My first visit to the shores of Yemen was a brief one, as a traveller on the old P. & O. liner, Arcadia, returning to England at the end of my first tour in the Gulf in 1963. The rugged beauty of Jebel Shamsan dominating the bay as we sailed into the harbour in the early morning light is a sight which I, and doubtless countless other seafarers, vividly remember. I little thought that 25 years later I would return and climb to its summit. Or that I would become so fond of this country and its people.

Before then, however, I had a brief interlude in Sana’a in early 1972, not long after Britain and the Yemen Arab Republic re-established diplomatic relations. In that short six weeks stay I discovered the splendours of its old city and the astonishing beauty of the nearby countryside. I was sad to leave before I had a chance to explore it more fully, despite the fact that at the time travel out of Sana’a was much more restricted than it is today.

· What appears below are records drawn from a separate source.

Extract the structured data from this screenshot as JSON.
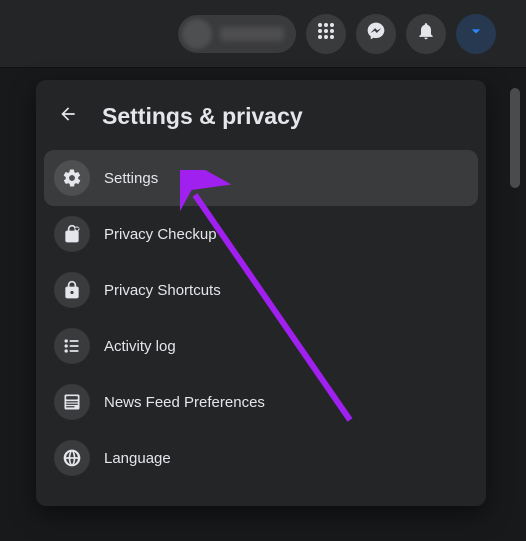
{
  "header": {
    "title": "Settings & privacy"
  },
  "menu": {
    "items": [
      {
        "label": "Settings",
        "icon": "gear-icon",
        "selected": true
      },
      {
        "label": "Privacy Checkup",
        "icon": "lock-heart-icon",
        "selected": false
      },
      {
        "label": "Privacy Shortcuts",
        "icon": "lock-icon",
        "selected": false
      },
      {
        "label": "Activity log",
        "icon": "list-icon",
        "selected": false
      },
      {
        "label": "News Feed Preferences",
        "icon": "feed-icon",
        "selected": false
      },
      {
        "label": "Language",
        "icon": "globe-icon",
        "selected": false
      }
    ]
  },
  "topbar": {
    "icons": [
      "apps-icon",
      "messenger-icon",
      "bell-icon",
      "caret-down-icon"
    ]
  }
}
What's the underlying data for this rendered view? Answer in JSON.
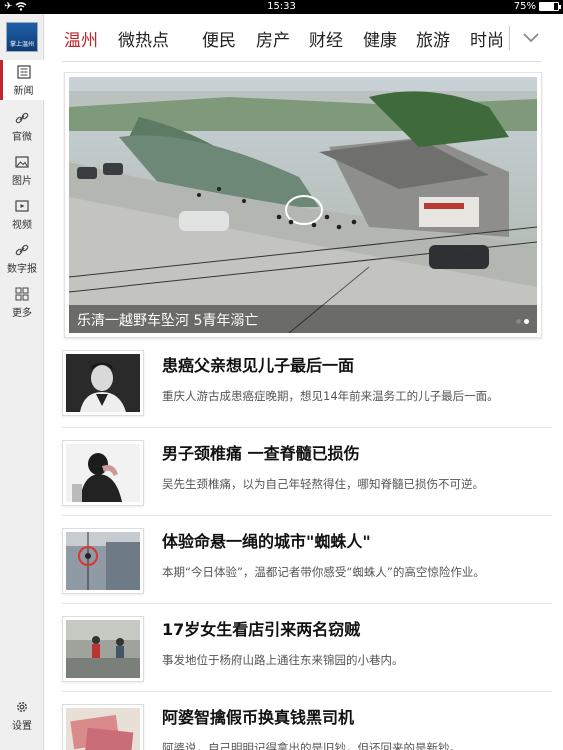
{
  "status_bar": {
    "time": "15:33",
    "battery": "75%",
    "battery_level": 0.75
  },
  "sidebar": {
    "logo_text": "掌上温州",
    "items": [
      {
        "label": "新闻",
        "icon": "news-icon",
        "active": true
      },
      {
        "label": "官微",
        "icon": "weibo-link-icon"
      },
      {
        "label": "图片",
        "icon": "image-icon"
      },
      {
        "label": "视频",
        "icon": "video-icon"
      },
      {
        "label": "数字报",
        "icon": "link-icon"
      },
      {
        "label": "更多",
        "icon": "grid-icon"
      }
    ],
    "settings_label": "设置"
  },
  "tabs": [
    {
      "label": "温州",
      "active": true
    },
    {
      "label": "微热点"
    },
    {
      "label": "便民"
    },
    {
      "label": "房产"
    },
    {
      "label": "财经"
    },
    {
      "label": "健康"
    },
    {
      "label": "旅游"
    },
    {
      "label": "时尚"
    }
  ],
  "hero": {
    "caption": "乐清一越野车坠河 5青年溺亡",
    "slides": 2,
    "current_slide": 2
  },
  "news": [
    {
      "title": "患癌父亲想见儿子最后一面",
      "summary": "重庆人游古成患癌症晚期，想见14年前来温务工的儿子最后一面。"
    },
    {
      "title": "男子颈椎痛 一查脊髓已损伤",
      "summary": "吴先生颈椎痛，以为自己年轻熬得住，哪知脊髓已损伤不可逆。"
    },
    {
      "title": "体验命悬一绳的城市\"蜘蛛人\"",
      "summary": "本期“今日体验”，温都记者带你感受“蜘蛛人”的高空惊险作业。"
    },
    {
      "title": "17岁女生看店引来两名窃贼",
      "summary": "事发地位于杨府山路上通往东来锦园的小巷内。"
    },
    {
      "title": "阿婆智擒假币换真钱黑司机",
      "summary": "阿婆说，自己明明记得拿出的是旧钞，但还回来的是新钞。"
    }
  ],
  "colors": {
    "accent": "#c3252a",
    "sidebar_bg": "#efefef"
  }
}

I was pleased indeed when I was appointed to be Her Majesty’s Ambassador to the People’s Democratic Republic of Yemen in January 1989. It was a period of great change for the south and I saw it as a fascinating and challenging appointment. I did not at that time know that I would be the last British Ambassador to reside in Aden. My disappointment at having to leave after unification of the two Yemens was considerable. That, I

thought, was the last I would see of a country and a people that I had grown to admire. I was therefore more than ever delighted to be able to return to Sana’a to be accredited as Ambassador to the Republic of Yemen in March this year, a mission which I hope to discharge effectively, building on the strong historic bonds which exist between our two countries.

In this context I am grateful for the opportunity to make this contribution to the new journal of the British-Yemeni Society. I hope that the Society will become the firm base in Britain for the active promotion of cultural, social and historical links between all who are interested in this corner of Arabia. The Society seems to me to have got off to a very good start. But it can only succeed in its objectives with the full and energetic interest and participation of its membership. I am sure this exists and I wish it every success in its endeavours to promote wider understanding between Britain and Yemen at all levels.

November 1993